== DATA FOR THIS TASK

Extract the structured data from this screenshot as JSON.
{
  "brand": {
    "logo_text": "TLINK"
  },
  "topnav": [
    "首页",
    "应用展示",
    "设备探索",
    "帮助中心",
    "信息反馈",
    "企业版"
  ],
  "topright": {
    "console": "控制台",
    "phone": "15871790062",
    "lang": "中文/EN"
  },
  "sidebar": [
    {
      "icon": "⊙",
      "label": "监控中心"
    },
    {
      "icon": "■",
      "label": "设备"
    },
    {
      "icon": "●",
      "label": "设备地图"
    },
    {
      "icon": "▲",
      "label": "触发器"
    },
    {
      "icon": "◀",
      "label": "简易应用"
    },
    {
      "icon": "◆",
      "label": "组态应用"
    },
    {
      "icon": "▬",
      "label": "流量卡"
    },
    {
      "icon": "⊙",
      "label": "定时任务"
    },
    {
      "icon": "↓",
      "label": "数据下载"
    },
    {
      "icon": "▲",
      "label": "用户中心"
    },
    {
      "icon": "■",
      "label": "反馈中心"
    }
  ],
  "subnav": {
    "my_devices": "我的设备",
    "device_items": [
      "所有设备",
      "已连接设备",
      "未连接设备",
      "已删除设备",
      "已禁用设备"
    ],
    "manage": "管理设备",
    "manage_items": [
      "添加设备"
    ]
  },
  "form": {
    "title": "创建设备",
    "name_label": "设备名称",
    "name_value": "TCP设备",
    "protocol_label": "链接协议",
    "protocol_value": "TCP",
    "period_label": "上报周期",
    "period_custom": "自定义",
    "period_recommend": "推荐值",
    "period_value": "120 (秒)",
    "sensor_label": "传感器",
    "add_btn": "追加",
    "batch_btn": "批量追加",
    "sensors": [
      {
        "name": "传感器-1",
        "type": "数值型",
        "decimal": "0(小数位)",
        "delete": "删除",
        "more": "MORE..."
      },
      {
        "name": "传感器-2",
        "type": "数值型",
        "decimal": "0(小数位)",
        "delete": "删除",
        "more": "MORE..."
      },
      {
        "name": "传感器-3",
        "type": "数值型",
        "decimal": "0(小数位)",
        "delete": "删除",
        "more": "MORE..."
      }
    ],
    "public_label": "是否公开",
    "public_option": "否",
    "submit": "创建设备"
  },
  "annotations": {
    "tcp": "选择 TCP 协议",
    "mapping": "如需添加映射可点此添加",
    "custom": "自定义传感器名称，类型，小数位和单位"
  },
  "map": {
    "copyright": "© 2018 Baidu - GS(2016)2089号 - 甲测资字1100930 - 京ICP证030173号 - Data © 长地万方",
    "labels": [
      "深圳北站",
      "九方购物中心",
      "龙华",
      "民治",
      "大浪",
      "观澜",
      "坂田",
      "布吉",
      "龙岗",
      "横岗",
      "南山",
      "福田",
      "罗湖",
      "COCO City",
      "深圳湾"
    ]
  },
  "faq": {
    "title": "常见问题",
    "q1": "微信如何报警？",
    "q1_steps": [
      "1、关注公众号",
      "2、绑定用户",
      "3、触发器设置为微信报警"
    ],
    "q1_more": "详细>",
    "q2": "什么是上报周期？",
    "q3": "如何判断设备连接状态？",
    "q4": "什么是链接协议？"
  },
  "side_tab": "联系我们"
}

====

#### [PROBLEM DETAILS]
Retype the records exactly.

#### [FINISHED TASK]
Extract the structured data from this screenshot as JSON.
{
  "brand": {
    "logo_text": "TLINK"
  },
  "topnav": [
    "首页",
    "应用展示",
    "设备探索",
    "帮助中心",
    "信息反馈",
    "企业版"
  ],
  "topright": {
    "console": "控制台",
    "phone": "15871790062",
    "lang": "中文/EN"
  },
  "sidebar": [
    {
      "icon": "⊙",
      "label": "监控中心"
    },
    {
      "icon": "■",
      "label": "设备"
    },
    {
      "icon": "●",
      "label": "设备地图"
    },
    {
      "icon": "▲",
      "label": "触发器"
    },
    {
      "icon": "◀",
      "label": "简易应用"
    },
    {
      "icon": "◆",
      "label": "组态应用"
    },
    {
      "icon": "▬",
      "label": "流量卡"
    },
    {
      "icon": "⊙",
      "label": "定时任务"
    },
    {
      "icon": "↓",
      "label": "数据下载"
    },
    {
      "icon": "▲",
      "label": "用户中心"
    },
    {
      "icon": "■",
      "label": "反馈中心"
    }
  ],
  "subnav": {
    "my_devices": "我的设备",
    "device_items": [
      "所有设备",
      "已连接设备",
      "未连接设备",
      "已删除设备",
      "已禁用设备"
    ],
    "manage": "管理设备",
    "manage_items": [
      "添加设备"
    ]
  },
  "form": {
    "title": "创建设备",
    "name_label": "设备名称",
    "name_value": "TCP设备",
    "protocol_label": "链接协议",
    "protocol_value": "TCP",
    "period_label": "上报周期",
    "period_custom": "自定义",
    "period_recommend": "推荐值",
    "period_value": "120 (秒)",
    "sensor_label": "传感器",
    "add_btn": "追加",
    "batch_btn": "批量追加",
    "sensors": [
      {
        "name": "传感器-1",
        "type": "数值型",
        "decimal": "0(小数位)",
        "delete": "删除",
        "more": "MORE..."
      },
      {
        "name": "传感器-2",
        "type": "数值型",
        "decimal": "0(小数位)",
        "delete": "删除",
        "more": "MORE..."
      },
      {
        "name": "传感器-3",
        "type": "数值型",
        "decimal": "0(小数位)",
        "delete": "删除",
        "more": "MORE..."
      }
    ],
    "public_label": "是否公开",
    "public_option": "否",
    "submit": "创建设备"
  },
  "annotations": {
    "tcp": "选择 TCP 协议",
    "mapping": "如需添加映射可点此添加",
    "custom": "自定义传感器名称，类型，小数位和单位"
  },
  "map": {
    "copyright": "© 2018 Baidu - GS(2016)2089号 - 甲测资字1100930 - 京ICP证030173号 - Data © 长地万方",
    "labels": [
      "深圳北站",
      "九方购物中心",
      "龙华",
      "民治",
      "大浪",
      "观澜",
      "坂田",
      "布吉",
      "龙岗",
      "横岗",
      "南山",
      "福田",
      "罗湖",
      "COCO City",
      "深圳湾"
    ]
  },
  "faq": {
    "title": "常见问题",
    "q1": "微信如何报警？",
    "q1_steps": [
      "1、关注公众号",
      "2、绑定用户",
      "3、触发器设置为微信报警"
    ],
    "q1_more": "详细>",
    "q2": "什么是上报周期？",
    "q3": "如何判断设备连接状态？",
    "q4": "什么是链接协议？"
  },
  "side_tab": "联系我们"
}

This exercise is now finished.